Your objective = Would you reproduce every record exactly, leaving out the pictures?

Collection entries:
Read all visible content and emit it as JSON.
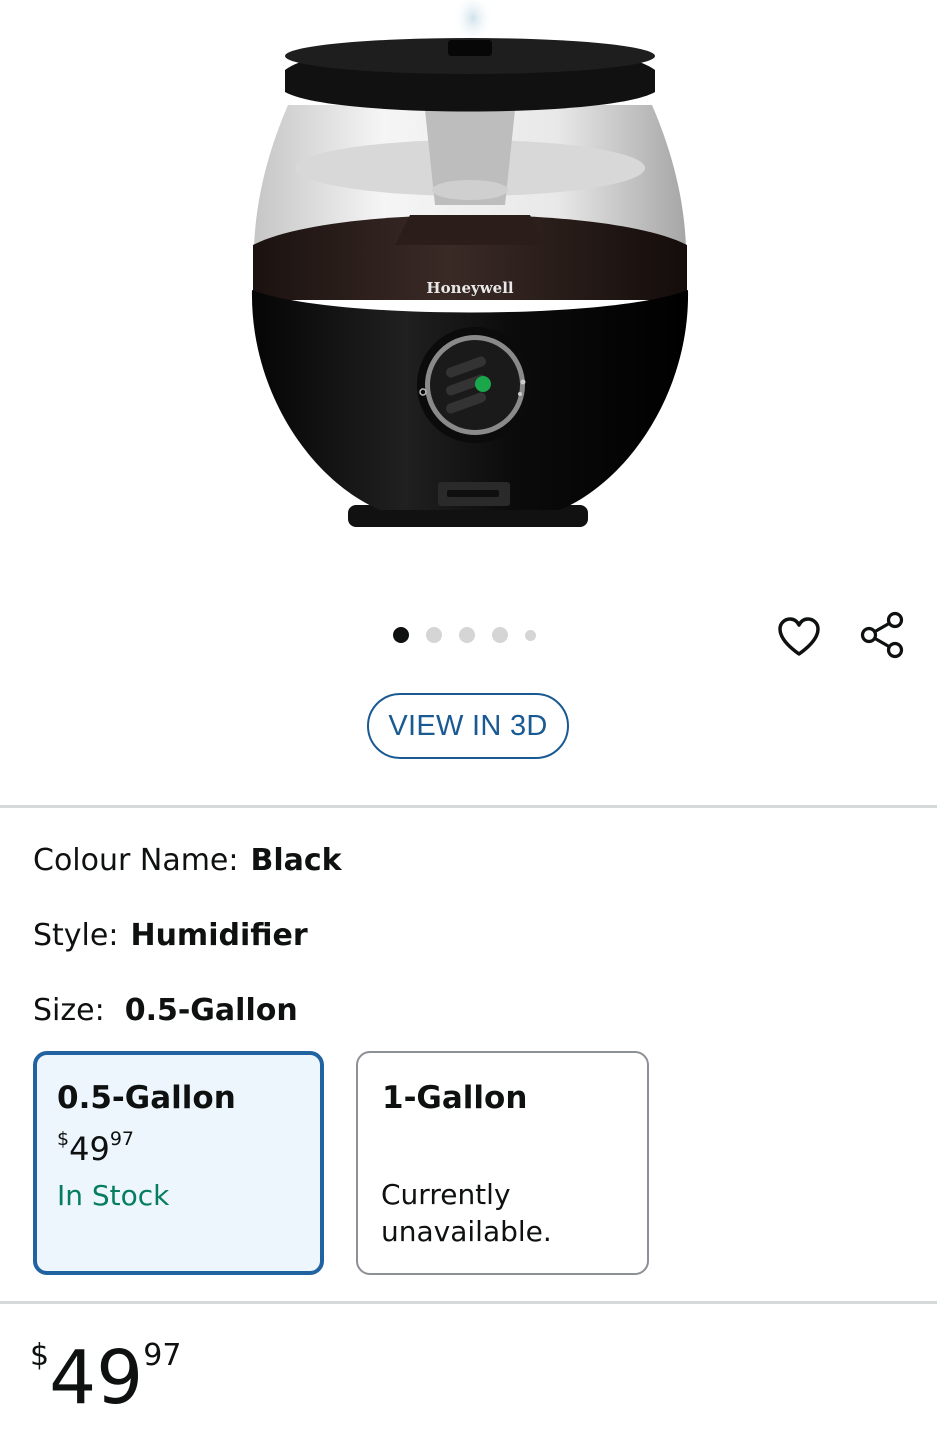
{
  "product": {
    "brand_mark": "Honeywell"
  },
  "carousel": {
    "total_dots": 5,
    "active_index": 0
  },
  "actions": {
    "wishlist_icon": "heart-outline-icon",
    "share_icon": "share-icon",
    "view_3d_label": "VIEW IN 3D"
  },
  "variations": {
    "colour": {
      "label": "Colour Name:",
      "value": "Black"
    },
    "style": {
      "label": "Style:",
      "value": "Humidifier"
    },
    "size": {
      "label": "Size:",
      "value": "0.5-Gallon"
    }
  },
  "size_options": [
    {
      "name": "0.5-Gallon",
      "selected": true,
      "currency": "$",
      "price_whole": "49",
      "price_fraction": "97",
      "availability": "In Stock"
    },
    {
      "name": "1-Gallon",
      "selected": false,
      "availability": "Currently unavailable."
    }
  ],
  "price": {
    "currency": "$",
    "whole": "49",
    "fraction": "97"
  },
  "colors": {
    "accent_blue": "#2162a1",
    "link_blue": "#1a5a92",
    "in_stock_green": "#067d62",
    "selected_tile_bg": "#edf6fd",
    "divider": "#d5d9d9"
  }
}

Output for this task =
Read all visible content and emit it as JSON.
{
  "product": {
    "brand_mark": "Honeywell"
  },
  "carousel": {
    "total_dots": 5,
    "active_index": 0
  },
  "actions": {
    "wishlist_icon": "heart-outline-icon",
    "share_icon": "share-icon",
    "view_3d_label": "VIEW IN 3D"
  },
  "variations": {
    "colour": {
      "label": "Colour Name:",
      "value": "Black"
    },
    "style": {
      "label": "Style:",
      "value": "Humidifier"
    },
    "size": {
      "label": "Size:",
      "value": "0.5-Gallon"
    }
  },
  "size_options": [
    {
      "name": "0.5-Gallon",
      "selected": true,
      "currency": "$",
      "price_whole": "49",
      "price_fraction": "97",
      "availability": "In Stock"
    },
    {
      "name": "1-Gallon",
      "selected": false,
      "availability": "Currently unavailable."
    }
  ],
  "price": {
    "currency": "$",
    "whole": "49",
    "fraction": "97"
  },
  "colors": {
    "accent_blue": "#2162a1",
    "link_blue": "#1a5a92",
    "in_stock_green": "#067d62",
    "selected_tile_bg": "#edf6fd",
    "divider": "#d5d9d9"
  }
}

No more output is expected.